As one of the only characters with lines, every word the killer speaks creates a greater sense of him and provides the only backstory necessary: he’s a man created by the outside world, the world Maddie has tried so hard to avoid. His small frame is contrasted by a shaved head and noticeable tattoos, which are a failed attempt to create a tough-guy exterior. When confronted by Sarah’s boyfriend, he takes notice of this others man’s size and refers to him as a jock. You can almost see this killer’s history written on his face, his schoolyard pain turned ugly and emerging as a sadistic need to display power. If we look at this killer as a former victim, then his desire to create victims out of others becomes a thematic heartbeat, particularly when Maddie, despite her alluded former victimhood, proves to be more capable than he expected.

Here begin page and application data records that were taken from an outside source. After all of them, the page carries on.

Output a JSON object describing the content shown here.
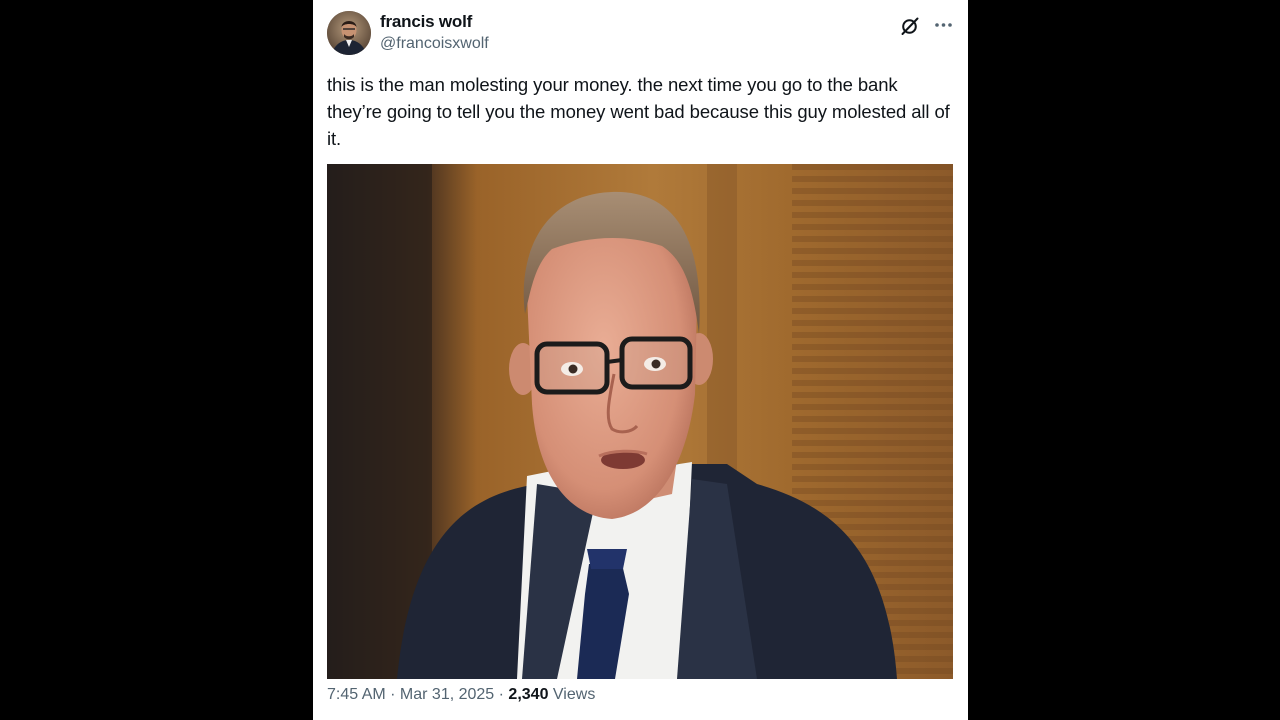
{
  "author": {
    "display_name": "francis wolf",
    "handle": "@francoisxwolf"
  },
  "icons": {
    "avatar": "avatar-portrait",
    "grok": "grok-slash-circle-icon",
    "more": "more-dots-icon"
  },
  "tweet": {
    "text": "this is the man molesting your money. the next time you go to the bank they’re going to tell you the money went bad because this guy molested all of it."
  },
  "meta": {
    "time": "7:45 AM",
    "separator": " · ",
    "date": "Mar 31, 2025",
    "views_count": "2,340",
    "views_label": "Views"
  },
  "colors": {
    "text_primary": "#0f1419",
    "text_secondary": "#536471",
    "background": "#000000",
    "card": "#ffffff"
  }
}
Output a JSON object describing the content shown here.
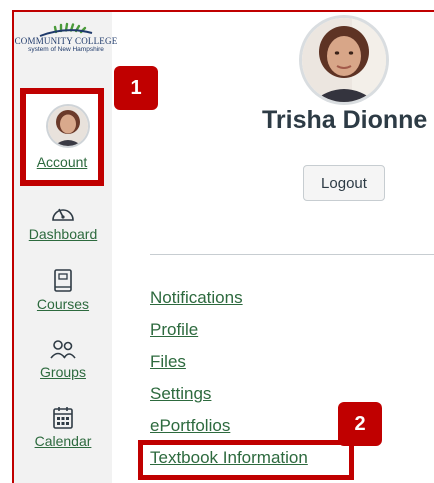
{
  "colors": {
    "highlight": "#c00000",
    "link": "#2d6a3e",
    "nav_icon": "#2f3b45",
    "text": "#2d3b45",
    "sidebar_bg": "#f2f2f2",
    "divider": "#c7cdd1",
    "logo_green": "#4a9a3a",
    "logo_text": "#1f3a6b"
  },
  "logo": {
    "line1": "COMMUNITY COLLEGE",
    "line2": "system of New Hampshire"
  },
  "sidebar": {
    "account_label": "Account",
    "items": [
      {
        "label": "Dashboard",
        "icon": "dashboard-icon"
      },
      {
        "label": "Courses",
        "icon": "courses-icon"
      },
      {
        "label": "Groups",
        "icon": "groups-icon"
      },
      {
        "label": "Calendar",
        "icon": "calendar-icon"
      }
    ]
  },
  "callouts": {
    "one": "1",
    "two": "2"
  },
  "profile": {
    "name": "Trisha Dionne",
    "logout_label": "Logout"
  },
  "menu": {
    "links": [
      "Notifications",
      "Profile",
      "Files",
      "Settings",
      "ePortfolios",
      "Textbook Information"
    ]
  }
}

7 Ways to Die: Maddie’s isolation has made her capable and resourceful, and her remaining senses become a powerful tool as she fights to survive. Despite Maddie’s capabilities, Flanagan carefully constructs an environment of fear not only through the lingering moments of silence used to give the viewer a sense of Maddie’s state, but also in the moments of sound where we’re aware of how much noise Maddie is making, but she remains oblivious. But it’s not simply brute strength and a sheer will to live to that makes Maddie a final girl worth rooting for. As a writer, she’s used to considering different scenarios and possible outcomes. At the beginning of the film, we find her struggling amongst seven different possible endings for her novel. We revisit this before the film’s climax and in one of the film’s most cleverly scripted and directed sequences, we are shown multiple potential endings before moving ahead to a bloody and brutal finale. It is confidence garnered from interior living that makes Maddie a survivor, and it is inferiority built on the exterior that makes the killer such a formidable opponent. Hush provides more than a battle of sexes, of even senses, but a battle of spatial consequences.
Overall: In the midst of this traditional slasher film, Flanagan and Siegel have created a shadowy examination of the effect that private and public spaces have on those society has labeled victims. Decidedly unflashy and built on the careful balance of its performances, script, and direction, Hush is a modern slasher movie classic that’s not to be missed.
Featured Image: Netflix